Records from a data source
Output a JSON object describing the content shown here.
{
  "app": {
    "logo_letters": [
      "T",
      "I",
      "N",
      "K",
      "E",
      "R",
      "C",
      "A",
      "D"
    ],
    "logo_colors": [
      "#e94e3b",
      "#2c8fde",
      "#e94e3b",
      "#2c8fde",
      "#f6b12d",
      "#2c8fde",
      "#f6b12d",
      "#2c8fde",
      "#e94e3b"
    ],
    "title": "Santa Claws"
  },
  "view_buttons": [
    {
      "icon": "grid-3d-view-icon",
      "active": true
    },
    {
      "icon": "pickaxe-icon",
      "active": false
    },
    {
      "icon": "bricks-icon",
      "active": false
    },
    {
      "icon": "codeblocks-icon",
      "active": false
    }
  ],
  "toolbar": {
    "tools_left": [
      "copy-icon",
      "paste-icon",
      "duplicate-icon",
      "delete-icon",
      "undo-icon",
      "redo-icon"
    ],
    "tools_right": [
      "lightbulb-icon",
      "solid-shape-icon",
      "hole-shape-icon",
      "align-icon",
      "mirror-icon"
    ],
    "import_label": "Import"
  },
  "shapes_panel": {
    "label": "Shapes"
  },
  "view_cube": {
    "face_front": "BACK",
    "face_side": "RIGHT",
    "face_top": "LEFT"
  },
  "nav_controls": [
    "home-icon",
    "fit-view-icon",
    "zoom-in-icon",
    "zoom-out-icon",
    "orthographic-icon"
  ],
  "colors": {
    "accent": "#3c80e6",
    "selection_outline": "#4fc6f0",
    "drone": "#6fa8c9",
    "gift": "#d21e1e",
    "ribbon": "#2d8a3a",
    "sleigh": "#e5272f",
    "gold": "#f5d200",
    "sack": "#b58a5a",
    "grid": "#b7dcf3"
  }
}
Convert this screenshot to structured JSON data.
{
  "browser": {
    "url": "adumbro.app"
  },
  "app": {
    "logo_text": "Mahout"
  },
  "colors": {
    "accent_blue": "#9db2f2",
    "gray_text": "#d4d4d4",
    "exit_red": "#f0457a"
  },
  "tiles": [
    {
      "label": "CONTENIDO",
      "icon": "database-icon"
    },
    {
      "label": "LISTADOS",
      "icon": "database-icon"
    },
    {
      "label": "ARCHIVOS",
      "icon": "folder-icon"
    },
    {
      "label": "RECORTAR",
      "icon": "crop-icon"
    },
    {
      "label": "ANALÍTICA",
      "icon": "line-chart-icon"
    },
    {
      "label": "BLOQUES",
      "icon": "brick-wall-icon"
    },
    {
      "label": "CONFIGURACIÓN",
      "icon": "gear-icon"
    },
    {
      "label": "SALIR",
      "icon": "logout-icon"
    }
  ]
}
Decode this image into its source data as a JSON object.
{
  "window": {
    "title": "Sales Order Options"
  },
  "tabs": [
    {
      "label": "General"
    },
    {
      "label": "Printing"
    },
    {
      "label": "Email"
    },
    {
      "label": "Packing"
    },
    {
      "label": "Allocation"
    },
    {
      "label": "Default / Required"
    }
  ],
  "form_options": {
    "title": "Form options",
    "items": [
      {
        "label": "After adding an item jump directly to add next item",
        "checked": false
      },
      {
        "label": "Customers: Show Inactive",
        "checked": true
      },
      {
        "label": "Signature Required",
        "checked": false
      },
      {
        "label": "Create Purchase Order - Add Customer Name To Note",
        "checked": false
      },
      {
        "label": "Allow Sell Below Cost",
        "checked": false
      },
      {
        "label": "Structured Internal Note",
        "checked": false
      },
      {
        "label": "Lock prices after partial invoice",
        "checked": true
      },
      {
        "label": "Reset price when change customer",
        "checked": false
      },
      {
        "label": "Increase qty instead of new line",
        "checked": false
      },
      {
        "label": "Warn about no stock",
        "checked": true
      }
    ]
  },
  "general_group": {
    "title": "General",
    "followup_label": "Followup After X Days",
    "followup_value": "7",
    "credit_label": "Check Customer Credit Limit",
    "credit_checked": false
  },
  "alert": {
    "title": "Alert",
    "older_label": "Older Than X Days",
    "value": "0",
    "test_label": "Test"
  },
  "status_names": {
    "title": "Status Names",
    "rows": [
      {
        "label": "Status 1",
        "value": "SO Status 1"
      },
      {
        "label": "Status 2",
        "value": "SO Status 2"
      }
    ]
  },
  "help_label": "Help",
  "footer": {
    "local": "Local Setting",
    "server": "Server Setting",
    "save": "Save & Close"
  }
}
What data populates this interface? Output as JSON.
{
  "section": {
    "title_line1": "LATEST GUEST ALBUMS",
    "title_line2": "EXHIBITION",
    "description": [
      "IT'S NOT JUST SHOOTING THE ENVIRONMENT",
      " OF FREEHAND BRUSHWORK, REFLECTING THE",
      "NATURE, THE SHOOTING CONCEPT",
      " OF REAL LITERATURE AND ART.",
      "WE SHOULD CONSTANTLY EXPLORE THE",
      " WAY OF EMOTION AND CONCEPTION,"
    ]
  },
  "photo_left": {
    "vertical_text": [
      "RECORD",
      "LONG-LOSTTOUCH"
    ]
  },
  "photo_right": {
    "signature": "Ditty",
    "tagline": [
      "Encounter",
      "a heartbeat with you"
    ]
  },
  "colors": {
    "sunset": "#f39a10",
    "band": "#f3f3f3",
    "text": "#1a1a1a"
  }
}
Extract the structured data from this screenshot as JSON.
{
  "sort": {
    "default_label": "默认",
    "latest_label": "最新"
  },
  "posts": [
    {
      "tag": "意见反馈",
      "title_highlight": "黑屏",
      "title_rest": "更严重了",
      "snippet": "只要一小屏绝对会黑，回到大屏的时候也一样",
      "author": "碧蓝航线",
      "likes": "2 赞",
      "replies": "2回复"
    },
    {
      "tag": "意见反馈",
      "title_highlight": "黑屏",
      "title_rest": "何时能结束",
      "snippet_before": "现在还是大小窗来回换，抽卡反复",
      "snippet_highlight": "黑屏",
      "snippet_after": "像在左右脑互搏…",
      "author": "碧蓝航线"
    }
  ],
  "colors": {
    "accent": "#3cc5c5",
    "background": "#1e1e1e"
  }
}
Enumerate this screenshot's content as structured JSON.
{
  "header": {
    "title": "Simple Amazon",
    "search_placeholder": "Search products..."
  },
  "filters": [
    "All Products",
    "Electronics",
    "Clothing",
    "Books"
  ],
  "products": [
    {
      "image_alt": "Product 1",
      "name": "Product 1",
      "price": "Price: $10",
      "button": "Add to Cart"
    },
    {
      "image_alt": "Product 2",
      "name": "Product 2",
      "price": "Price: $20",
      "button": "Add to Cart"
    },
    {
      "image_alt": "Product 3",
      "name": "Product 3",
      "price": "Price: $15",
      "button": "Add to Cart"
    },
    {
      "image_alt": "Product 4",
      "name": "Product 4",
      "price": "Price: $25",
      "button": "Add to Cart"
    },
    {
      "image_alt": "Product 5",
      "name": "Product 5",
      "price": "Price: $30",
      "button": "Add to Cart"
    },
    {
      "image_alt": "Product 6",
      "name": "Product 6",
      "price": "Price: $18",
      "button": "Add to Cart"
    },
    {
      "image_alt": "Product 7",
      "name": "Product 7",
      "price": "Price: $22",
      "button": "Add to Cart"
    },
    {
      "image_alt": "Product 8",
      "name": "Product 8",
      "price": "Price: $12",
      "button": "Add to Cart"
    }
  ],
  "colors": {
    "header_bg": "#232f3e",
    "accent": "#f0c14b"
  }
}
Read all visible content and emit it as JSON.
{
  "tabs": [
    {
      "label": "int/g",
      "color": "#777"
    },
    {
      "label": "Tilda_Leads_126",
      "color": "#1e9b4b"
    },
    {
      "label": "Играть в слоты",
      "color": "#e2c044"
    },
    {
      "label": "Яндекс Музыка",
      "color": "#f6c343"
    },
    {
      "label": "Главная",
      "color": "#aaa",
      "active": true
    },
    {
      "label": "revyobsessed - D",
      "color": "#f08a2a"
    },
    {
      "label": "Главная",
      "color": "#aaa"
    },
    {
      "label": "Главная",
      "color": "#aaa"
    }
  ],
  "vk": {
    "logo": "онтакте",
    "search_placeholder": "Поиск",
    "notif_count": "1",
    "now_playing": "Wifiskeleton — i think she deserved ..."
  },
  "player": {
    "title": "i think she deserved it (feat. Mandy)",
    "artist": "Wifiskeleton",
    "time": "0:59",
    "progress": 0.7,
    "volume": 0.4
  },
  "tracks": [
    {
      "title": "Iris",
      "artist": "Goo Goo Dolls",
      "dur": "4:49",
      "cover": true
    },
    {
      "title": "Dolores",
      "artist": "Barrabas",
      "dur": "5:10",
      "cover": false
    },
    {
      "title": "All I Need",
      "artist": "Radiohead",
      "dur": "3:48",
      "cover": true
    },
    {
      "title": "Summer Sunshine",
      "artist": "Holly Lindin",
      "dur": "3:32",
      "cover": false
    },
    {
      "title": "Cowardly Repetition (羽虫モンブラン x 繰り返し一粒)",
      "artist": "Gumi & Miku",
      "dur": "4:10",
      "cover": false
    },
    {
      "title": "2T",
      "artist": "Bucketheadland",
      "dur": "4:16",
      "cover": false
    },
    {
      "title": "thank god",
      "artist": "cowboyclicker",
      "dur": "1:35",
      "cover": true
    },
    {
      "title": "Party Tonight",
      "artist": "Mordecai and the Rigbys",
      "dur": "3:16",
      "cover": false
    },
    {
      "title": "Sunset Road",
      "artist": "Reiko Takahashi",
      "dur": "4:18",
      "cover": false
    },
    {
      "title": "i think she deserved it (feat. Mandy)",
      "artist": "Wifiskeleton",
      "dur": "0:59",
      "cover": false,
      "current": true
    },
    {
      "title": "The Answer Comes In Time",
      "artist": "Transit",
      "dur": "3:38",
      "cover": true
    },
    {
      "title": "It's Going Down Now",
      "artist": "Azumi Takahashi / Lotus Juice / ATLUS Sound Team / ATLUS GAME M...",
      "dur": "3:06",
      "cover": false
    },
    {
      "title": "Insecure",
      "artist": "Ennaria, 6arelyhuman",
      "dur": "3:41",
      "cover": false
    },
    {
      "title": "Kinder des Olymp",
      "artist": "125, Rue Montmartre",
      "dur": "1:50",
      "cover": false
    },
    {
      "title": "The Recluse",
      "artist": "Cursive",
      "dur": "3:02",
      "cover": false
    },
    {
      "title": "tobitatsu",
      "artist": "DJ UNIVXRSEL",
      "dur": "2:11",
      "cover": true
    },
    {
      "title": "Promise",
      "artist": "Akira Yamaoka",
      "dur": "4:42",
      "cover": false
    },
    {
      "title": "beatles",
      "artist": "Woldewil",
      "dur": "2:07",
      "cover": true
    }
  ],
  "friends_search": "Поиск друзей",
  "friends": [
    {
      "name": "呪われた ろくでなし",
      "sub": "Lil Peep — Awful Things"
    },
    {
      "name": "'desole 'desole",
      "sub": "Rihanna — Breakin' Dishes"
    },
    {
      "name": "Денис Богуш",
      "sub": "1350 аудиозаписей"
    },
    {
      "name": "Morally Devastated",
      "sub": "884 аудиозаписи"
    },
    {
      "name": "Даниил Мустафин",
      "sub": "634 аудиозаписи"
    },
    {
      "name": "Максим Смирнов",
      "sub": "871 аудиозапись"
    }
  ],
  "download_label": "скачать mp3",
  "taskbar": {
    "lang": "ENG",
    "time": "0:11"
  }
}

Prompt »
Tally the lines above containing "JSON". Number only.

Output for this task »
7